This website or its third-party tools use cookies, which are necessary to its functioning and required to achieve the purposes illustrated in the cookie policy. If you want to know more or withdraw your consent to all or some of the cookies, please refer to the cookie policy. By closing this banner, scrolling this page, clicking a link or continuing to browse otherwise, you agree to the use of cookies. cookie policy.

Bapcor CEO Darryl Abotomey revs up robust Burson

Australia’s biggest supplier of car parts to mechanics expects profits to grow by up to 14 per cent in 2018-19 as the nation’s 18 million car owners diligently get their vehicles serviced, which will keep the business ticking over regardless of political instability or rising interest rates.

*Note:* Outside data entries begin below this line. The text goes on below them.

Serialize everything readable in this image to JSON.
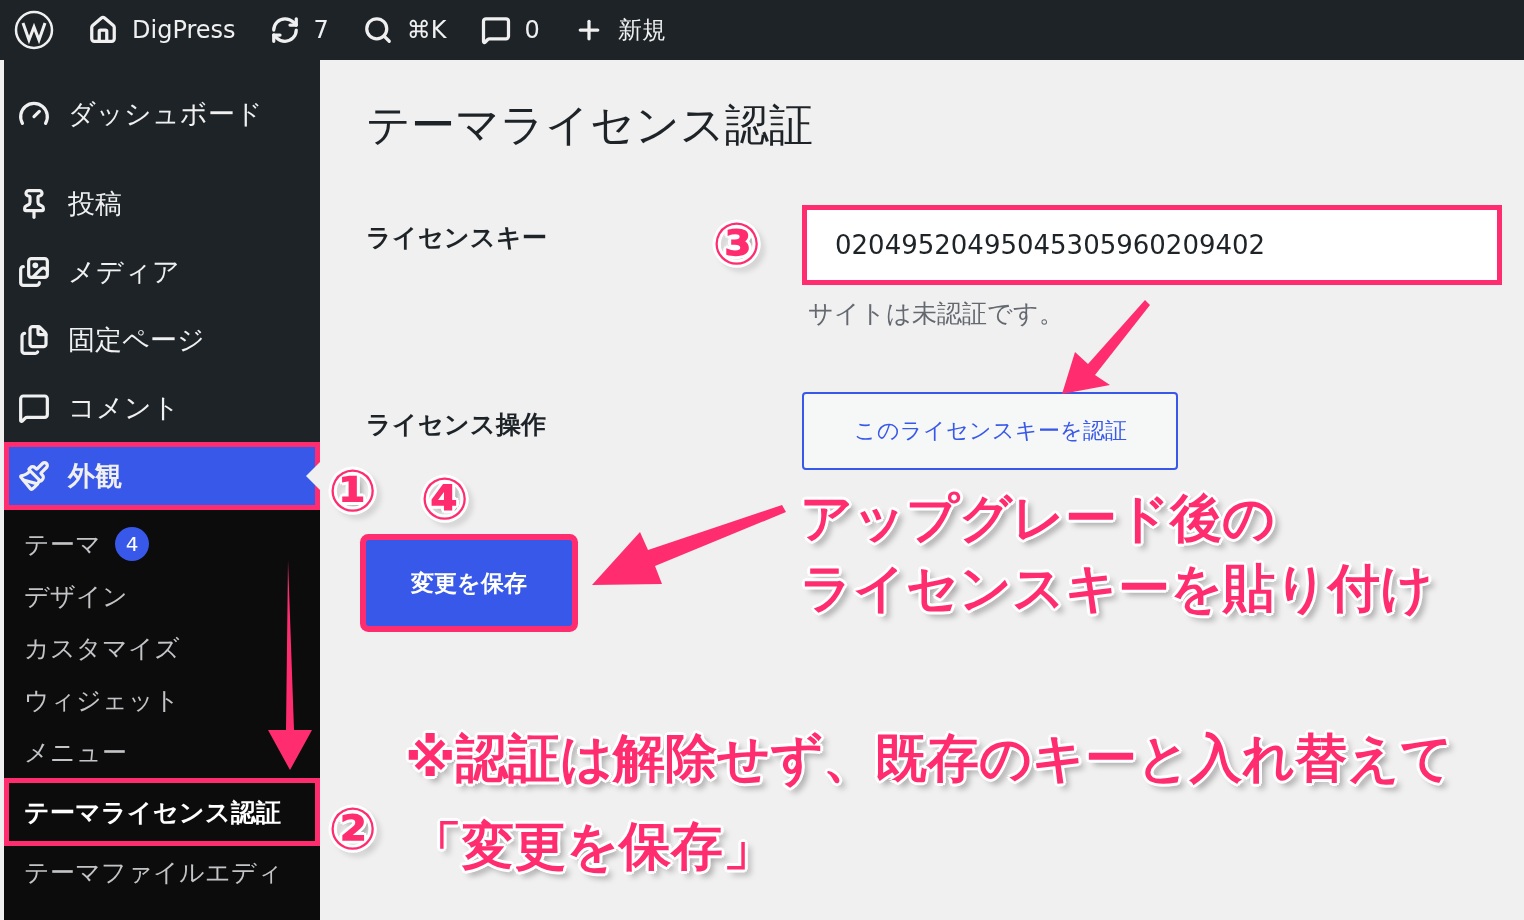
{
  "admin_bar": {
    "items": [
      {
        "kind": "logo"
      },
      {
        "kind": "home",
        "label": "DigPress"
      },
      {
        "kind": "updates",
        "label": "7"
      },
      {
        "kind": "search",
        "label": "⌘K"
      },
      {
        "kind": "comments",
        "label": "0"
      },
      {
        "kind": "new",
        "label": "新規"
      }
    ]
  },
  "sidebar": {
    "items": [
      {
        "kind": "dashboard",
        "label": "ダッシュボード",
        "selected": false,
        "highlighted": false
      },
      {
        "kind": "posts",
        "label": "投稿",
        "selected": false,
        "highlighted": false
      },
      {
        "kind": "media",
        "label": "メディア",
        "selected": false,
        "highlighted": false
      },
      {
        "kind": "pages",
        "label": "固定ページ",
        "selected": false,
        "highlighted": false
      },
      {
        "kind": "comments",
        "label": "コメント",
        "selected": false,
        "highlighted": false
      },
      {
        "kind": "appearance",
        "label": "外観",
        "selected": true,
        "highlighted": true,
        "children": [
          {
            "label": "テーマ",
            "badge": "4",
            "selected": false,
            "highlighted": false
          },
          {
            "label": "デザイン",
            "selected": false,
            "highlighted": false
          },
          {
            "label": "カスタマイズ",
            "selected": false,
            "highlighted": false
          },
          {
            "label": "ウィジェット",
            "selected": false,
            "highlighted": false
          },
          {
            "label": "メニュー",
            "selected": false,
            "highlighted": false
          },
          {
            "label": "テーマライセンス認証",
            "selected": true,
            "highlighted": true
          },
          {
            "label": "テーマファイルエディ",
            "selected": false,
            "highlighted": false
          }
        ]
      }
    ]
  },
  "page": {
    "title": "テーマライセンス認証",
    "license_key": {
      "label": "ライセンスキー",
      "value": "02049520495045305960209402",
      "note": "サイトは未認証です。",
      "highlighted": true
    },
    "license_action": {
      "label": "ライセンス操作",
      "button": "このライセンスキーを認証"
    },
    "save_button": {
      "label": "変更を保存",
      "highlighted": true
    }
  },
  "annotations": {
    "markers": [
      "①",
      "②",
      "③",
      "④"
    ],
    "notes": [
      {
        "lines": [
          "アップグレード後の",
          "ライセンスキーを貼り付け"
        ]
      },
      {
        "lines": [
          "※認証は解除せず、既存のキーと入れ替えて",
          "「変更を保存」"
        ]
      }
    ]
  }
}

Bapcor, which sells 500,000 different car parts to mechanics’ workshops in Australia through a network of 170 Burson stores and also operates the Autobarn, Autopro and Midas businesses, lifted its final dividend by 13.3 per cent after generating a robust 57 per cent rise in net profit after tax to $84.5 million. Profits were helped along by acquisitions, but the company’s trade business supplying mechanics lifted its profit margins to 14.4 per cent from 13.6 per cent a year ago and was a standout performer.
Bapcor chief executive Darryl Abotomey said the trade business was in strong shape, and the group was now aiming to expand store numbers to 230, up from a previous target of 200.

The fundamentals behind the business were robust, with about 18 million cars on Australia’s roads and an extra 1 million-plus being added each year in new vehicle sales. The impact of any dramatic technological changes through the take-up of driverless cars was a long way off, he said.

Australians were generally diligent about servicing their vehicles regularly. “People have to service them and look after them,” Mr Abotomey said.

More news